Over the years I’ve noticed investors tend to panic whenever the currency falls sharply.
They then become complacent when rates start to improve. In other words, they’ll often move funds offshore during currency weakness and fail to take advantage of periods of strength.
The best investors tend to make the decision first, and then carefully implement their exit over time. It’s also important to understand, it is very unlikely you will pick the exact bottom or top of the exchange rate. And most often, choosing the right investments will be far more important that the exact currency rate at which you exited.
But, what I will say, if you’re trying to time a great exit, if you’re moving when everyone is panicking it is almost ALWAYS the wrong decision.
If you have made the decision to invest in an offshore product, or with a specific provider, and don’t have total clarity on the 5 points discussed above, you’re doing something wrong. Very wrong.
Before you make your offshore move, ask yourself:
1. Do I understand the tax implications of my investment?
2. Do I know who is ultimately responsible for the safekeeping of my investment?
3. Do I know which underlying assets I will have exposure to?
4. Have I understood the costs, timing factors and constraints on future capital transfers?
5. Am I moving money today because I am scared?

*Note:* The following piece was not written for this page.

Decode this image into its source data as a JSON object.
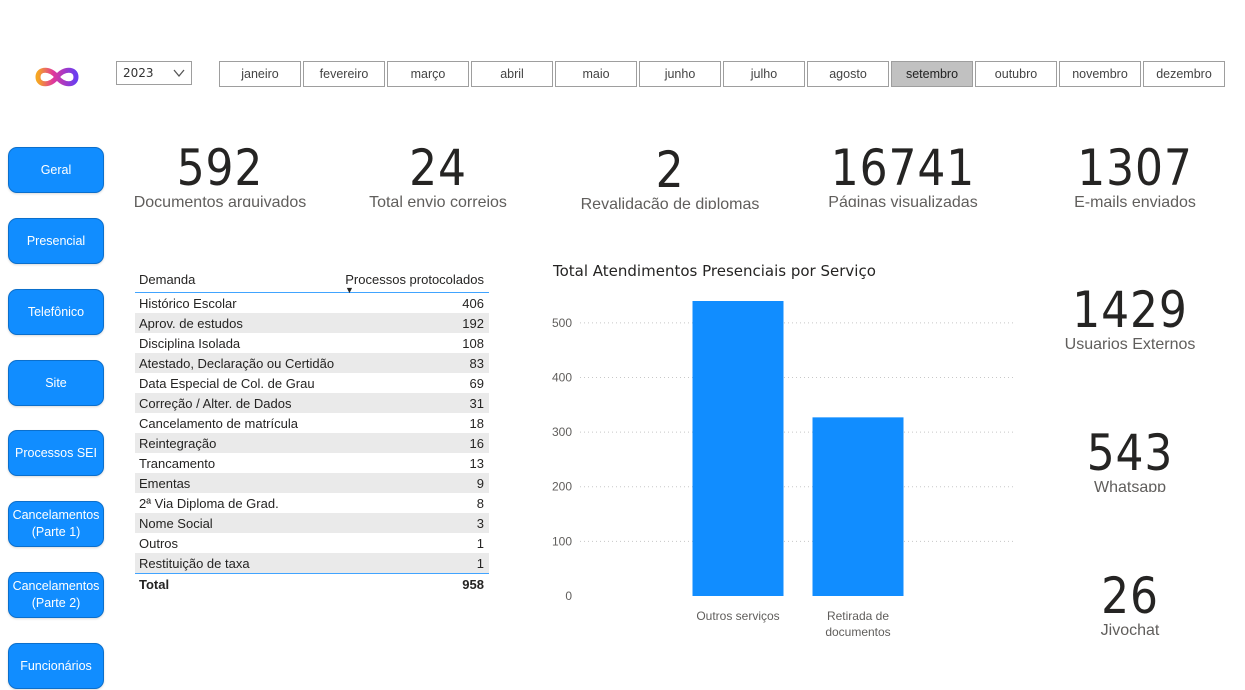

Or because I have a well thought out objective and sensible plan for achieving it?
If you can’t answer the questions above with confidence, I would highly recommend contacting either me or one of the advisors I work with to assist you in filling in the gaps.
The best way of contacting us is via the firstname.lastname@example.org
email address. If you mark the email ATT: Viv, I will do my best to respond to you personally!
Rand Swiss, Wealth Manager